It’s time to get back to the office!
Musings of Dr Paul Redmond, Director of Student Experience and Enhancement at University of Liverpool.
Apart from the occasional gurgling of the water cooler, they’ve been silent for months: glass and steel Mary Celestes, each one frozen in a pre-Covid world of work that no longer exists. Will we ever love our offices again?
Even before lockdown, our relationship with our offices was going through a rocky patch. While they remained loyal, we were getting itchy feet. Their obsession with nine-to-five working and reluctance to move with the times was beginning to get under our skin.
Jealously, we watched as exciting new alternatives sashayed into the neighbourhood: WeWork with its co-working and start-up vibe; hipster coffee shops offering convenience and free Wi-Fi; grungy factory conversions where meetings were off limits and pinball machines outnumbered PCs.
No wonder that as soon as the pandemic struck we jumped at the chance for a trial separation. It’s not you, it’s us, we told our offices, without believing it.
Several months on, we’re filing for divorce. Since March, half of all office workers have worked from home. Some may never go back. According to Gartner, 41% of employees are likely to remain working from home. WFH is about to become BAU.
When budgets are constrained, on the face of it, remote working makes sense. City offices are costly, requiring armies of cleaners, technicians, maintenance workers and receptionists. Working from home shifts these costs (and roles) from employers to employees.
Supporters of home working also claim that it’s more productive and that home-based teams are more task-focused than those based in offices. Workers themselves largely agree. Sixteen percent of firms say that from now on they will only be recruiting remote workers.
But I’m not convinced. I believe the office is still an essential component in our organisational ecosystem and that once our fling with remote working has fizzled out our love for offices will return.
First, offices remain the most effective places for building and maintaining work relationships. Platforms like Teams and Zoom are excellent at facilitating meetings but since when has anything productive come out of meetings? In any organisation, it’s not meetings but the informal chats, unscheduled encounters, snatched conversations, competitive rivalry and shared sandwich platters from which the molten stream of innovation flows. For this, home working doesn’t cut it; physical presence is required.
Second, offices are essential for developing the careers of the young. Working from home is all very well if you’re a well-networked Baby Boomer, but for Millennials, starved of contacts, role models and sage advisers, the experience can be all too isolating. No wonder companies are beginning to worry about ‘cultural drain’ among new employees.
And finally, offices are integral to who we are, and who we want to be.
Earlier this year, I gave a talk at the offices of a prestigious law firm. The design and décor was as elegant and graceful as a Medici palace. As I glided from one sumptuous room to another I kept wishing I’d worn a better suit – that I owned a better suit. Which of course was the idea: such places are designed to make you want to dress smartly and up your game, to be the best you can be.
That it’s an act, a piece of theatre, is part of the appeal. The writer Lucy Kellaway called this the ‘great artificiality’ that we buy into when entering offices:

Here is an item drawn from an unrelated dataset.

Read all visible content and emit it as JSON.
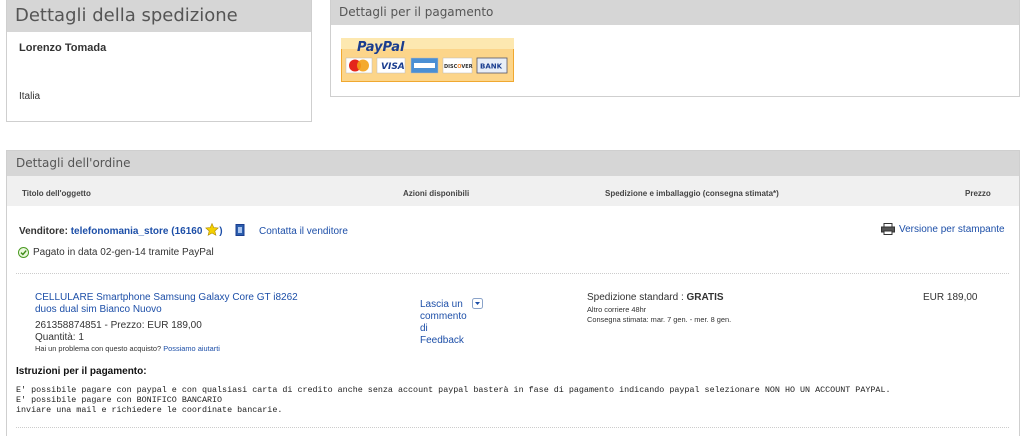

“We pretend that our clothes are always in order and that we are entirely professional and impersonal. Whereas probably in our heads and definitely in our homes there is an awful lot of unravelling and farting going on.”
For Kellaway, wearing a perfectly ironed shirt or smart business suit might be contrived, but it’s also one of the delights of working life:
“It allows us to be a different person. And we’re all so fed up with who we are, the opportunity to be someone else, someone a little bit more impressive, is just so tempting.”
This is why I think offices are here to stay, albeit with some tweaking. We need them because they allow us to be different from who we are at home, and vice versa. Our dalliance with home working has been functional but uninspiring. If anything, it’s shown us what we’ve been missing – smart clothes, impressive surroundings, adult conversations, the chance to have meetings without being interrupted by cats, kids and Amazon deliveries.
Believe me, colleagues, it’s time to ditch the hoodies and get back to the office.